AVAILABLE DATA:
◆ ◆ ◆ ◆

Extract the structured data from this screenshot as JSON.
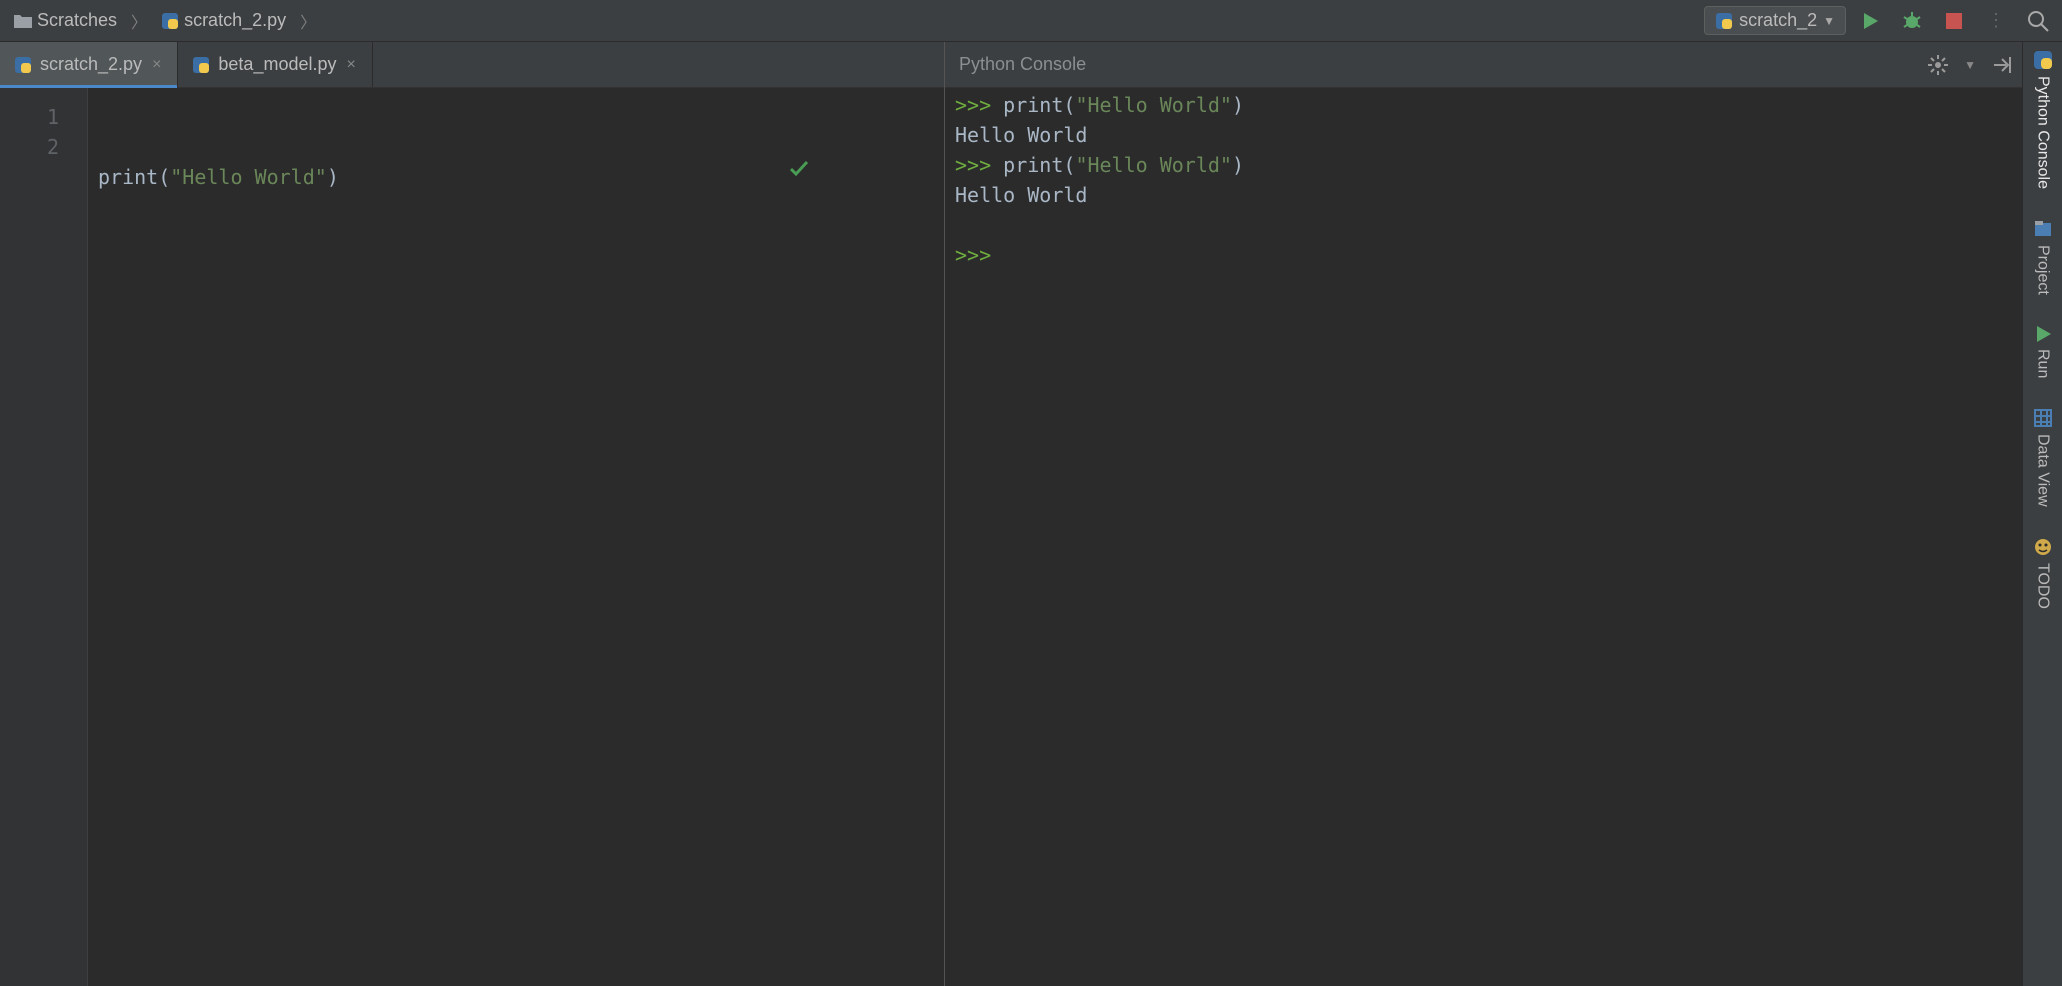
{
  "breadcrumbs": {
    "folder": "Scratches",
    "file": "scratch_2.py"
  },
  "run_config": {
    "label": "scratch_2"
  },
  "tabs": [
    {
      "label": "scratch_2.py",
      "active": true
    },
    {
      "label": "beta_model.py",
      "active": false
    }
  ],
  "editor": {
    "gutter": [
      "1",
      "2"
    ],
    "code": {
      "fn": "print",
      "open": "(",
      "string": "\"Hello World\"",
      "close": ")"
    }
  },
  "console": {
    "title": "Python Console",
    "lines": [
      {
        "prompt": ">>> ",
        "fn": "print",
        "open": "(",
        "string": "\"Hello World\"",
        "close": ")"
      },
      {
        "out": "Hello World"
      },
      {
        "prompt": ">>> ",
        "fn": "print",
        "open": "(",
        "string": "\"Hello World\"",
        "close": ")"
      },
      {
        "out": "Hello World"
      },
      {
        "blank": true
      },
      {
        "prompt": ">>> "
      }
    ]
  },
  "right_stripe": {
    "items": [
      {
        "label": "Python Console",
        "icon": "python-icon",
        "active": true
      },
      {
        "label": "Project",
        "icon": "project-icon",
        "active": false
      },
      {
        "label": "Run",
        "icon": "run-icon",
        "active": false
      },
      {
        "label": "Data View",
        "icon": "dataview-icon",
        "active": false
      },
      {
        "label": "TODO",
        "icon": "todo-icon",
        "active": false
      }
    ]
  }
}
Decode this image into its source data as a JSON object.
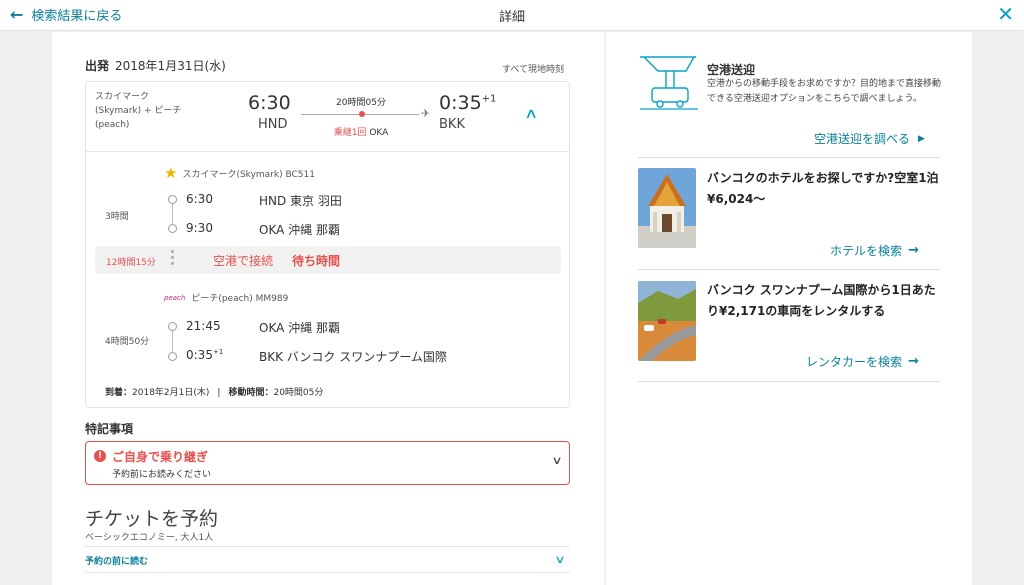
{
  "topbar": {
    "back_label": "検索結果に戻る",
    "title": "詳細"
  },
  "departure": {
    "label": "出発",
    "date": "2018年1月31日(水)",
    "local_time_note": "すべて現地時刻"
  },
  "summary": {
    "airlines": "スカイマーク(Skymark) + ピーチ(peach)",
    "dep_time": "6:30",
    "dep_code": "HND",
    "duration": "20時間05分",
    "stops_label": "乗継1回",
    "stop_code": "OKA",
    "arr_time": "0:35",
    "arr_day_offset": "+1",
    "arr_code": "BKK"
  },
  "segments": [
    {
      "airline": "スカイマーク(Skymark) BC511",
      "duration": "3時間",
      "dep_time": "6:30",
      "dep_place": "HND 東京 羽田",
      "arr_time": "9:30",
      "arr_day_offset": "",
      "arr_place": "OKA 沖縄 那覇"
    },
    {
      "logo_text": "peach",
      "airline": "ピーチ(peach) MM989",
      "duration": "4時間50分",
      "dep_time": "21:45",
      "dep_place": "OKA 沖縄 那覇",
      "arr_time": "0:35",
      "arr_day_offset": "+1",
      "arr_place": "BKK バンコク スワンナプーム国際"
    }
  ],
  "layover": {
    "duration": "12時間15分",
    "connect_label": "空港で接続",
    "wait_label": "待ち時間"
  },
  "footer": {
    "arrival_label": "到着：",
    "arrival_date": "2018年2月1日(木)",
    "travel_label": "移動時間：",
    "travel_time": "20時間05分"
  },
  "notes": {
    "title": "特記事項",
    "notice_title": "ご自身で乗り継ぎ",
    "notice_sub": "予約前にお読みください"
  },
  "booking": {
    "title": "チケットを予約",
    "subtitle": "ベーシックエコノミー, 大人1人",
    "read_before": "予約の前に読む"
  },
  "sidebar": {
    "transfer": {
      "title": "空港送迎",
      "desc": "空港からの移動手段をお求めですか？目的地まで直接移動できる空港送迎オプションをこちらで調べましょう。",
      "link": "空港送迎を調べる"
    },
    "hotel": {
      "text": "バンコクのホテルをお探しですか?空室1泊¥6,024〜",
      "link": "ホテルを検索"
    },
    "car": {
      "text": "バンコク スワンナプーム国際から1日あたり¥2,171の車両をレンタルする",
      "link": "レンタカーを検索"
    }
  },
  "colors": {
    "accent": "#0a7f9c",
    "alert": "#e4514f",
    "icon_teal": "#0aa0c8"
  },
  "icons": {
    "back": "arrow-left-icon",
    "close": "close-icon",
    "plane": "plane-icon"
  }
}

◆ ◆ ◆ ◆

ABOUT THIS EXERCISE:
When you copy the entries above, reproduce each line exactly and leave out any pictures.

OUTPUT OF THE EXERCISE:
Extract the structured data from this screenshot as JSON.
{
  "breadcrumbs": {
    "folder": "Scratches",
    "file": "scratch_2.py"
  },
  "run_config": {
    "label": "scratch_2"
  },
  "tabs": [
    {
      "label": "scratch_2.py",
      "active": true
    },
    {
      "label": "beta_model.py",
      "active": false
    }
  ],
  "editor": {
    "gutter": [
      "1",
      "2"
    ],
    "code": {
      "fn": "print",
      "open": "(",
      "string": "\"Hello World\"",
      "close": ")"
    }
  },
  "console": {
    "title": "Python Console",
    "lines": [
      {
        "prompt": ">>> ",
        "fn": "print",
        "open": "(",
        "string": "\"Hello World\"",
        "close": ")"
      },
      {
        "out": "Hello World"
      },
      {
        "prompt": ">>> ",
        "fn": "print",
        "open": "(",
        "string": "\"Hello World\"",
        "close": ")"
      },
      {
        "out": "Hello World"
      },
      {
        "blank": true
      },
      {
        "prompt": ">>> "
      }
    ]
  },
  "right_stripe": {
    "items": [
      {
        "label": "Python Console",
        "icon": "python-icon",
        "active": true
      },
      {
        "label": "Project",
        "icon": "project-icon",
        "active": false
      },
      {
        "label": "Run",
        "icon": "run-icon",
        "active": false
      },
      {
        "label": "Data View",
        "icon": "dataview-icon",
        "active": false
      },
      {
        "label": "TODO",
        "icon": "todo-icon",
        "active": false
      }
    ]
  }
}
Decode this image into its source data as a JSON object.
{
  "topbar": {
    "back_label": "検索結果に戻る",
    "title": "詳細"
  },
  "departure": {
    "label": "出発",
    "date": "2018年1月31日(水)",
    "local_time_note": "すべて現地時刻"
  },
  "summary": {
    "airlines": "スカイマーク(Skymark) + ピーチ(peach)",
    "dep_time": "6:30",
    "dep_code": "HND",
    "duration": "20時間05分",
    "stops_label": "乗継1回",
    "stop_code": "OKA",
    "arr_time": "0:35",
    "arr_day_offset": "+1",
    "arr_code": "BKK"
  },
  "segments": [
    {
      "airline": "スカイマーク(Skymark) BC511",
      "duration": "3時間",
      "dep_time": "6:30",
      "dep_place": "HND 東京 羽田",
      "arr_time": "9:30",
      "arr_day_offset": "",
      "arr_place": "OKA 沖縄 那覇"
    },
    {
      "logo_text": "peach",
      "airline": "ピーチ(peach) MM989",
      "duration": "4時間50分",
      "dep_time": "21:45",
      "dep_place": "OKA 沖縄 那覇",
      "arr_time": "0:35",
      "arr_day_offset": "+1",
      "arr_place": "BKK バンコク スワンナプーム国際"
    }
  ],
  "layover": {
    "duration": "12時間15分",
    "connect_label": "空港で接続",
    "wait_label": "待ち時間"
  },
  "footer": {
    "arrival_label": "到着：",
    "arrival_date": "2018年2月1日(木)",
    "travel_label": "移動時間：",
    "travel_time": "20時間05分"
  },
  "notes": {
    "title": "特記事項",
    "notice_title": "ご自身で乗り継ぎ",
    "notice_sub": "予約前にお読みください"
  },
  "booking": {
    "title": "チケットを予約",
    "subtitle": "ベーシックエコノミー, 大人1人",
    "read_before": "予約の前に読む"
  },
  "sidebar": {
    "transfer": {
      "title": "空港送迎",
      "desc": "空港からの移動手段をお求めですか？目的地まで直接移動できる空港送迎オプションをこちらで調べましょう。",
      "link": "空港送迎を調べる"
    },
    "hotel": {
      "text": "バンコクのホテルをお探しですか?空室1泊¥6,024〜",
      "link": "ホテルを検索"
    },
    "car": {
      "text": "バンコク スワンナプーム国際から1日あたり¥2,171の車両をレンタルする",
      "link": "レンタカーを検索"
    }
  },
  "colors": {
    "accent": "#0a7f9c",
    "alert": "#e4514f",
    "icon_teal": "#0aa0c8"
  },
  "icons": {
    "back": "arrow-left-icon",
    "close": "close-icon",
    "plane": "plane-icon"
  }
}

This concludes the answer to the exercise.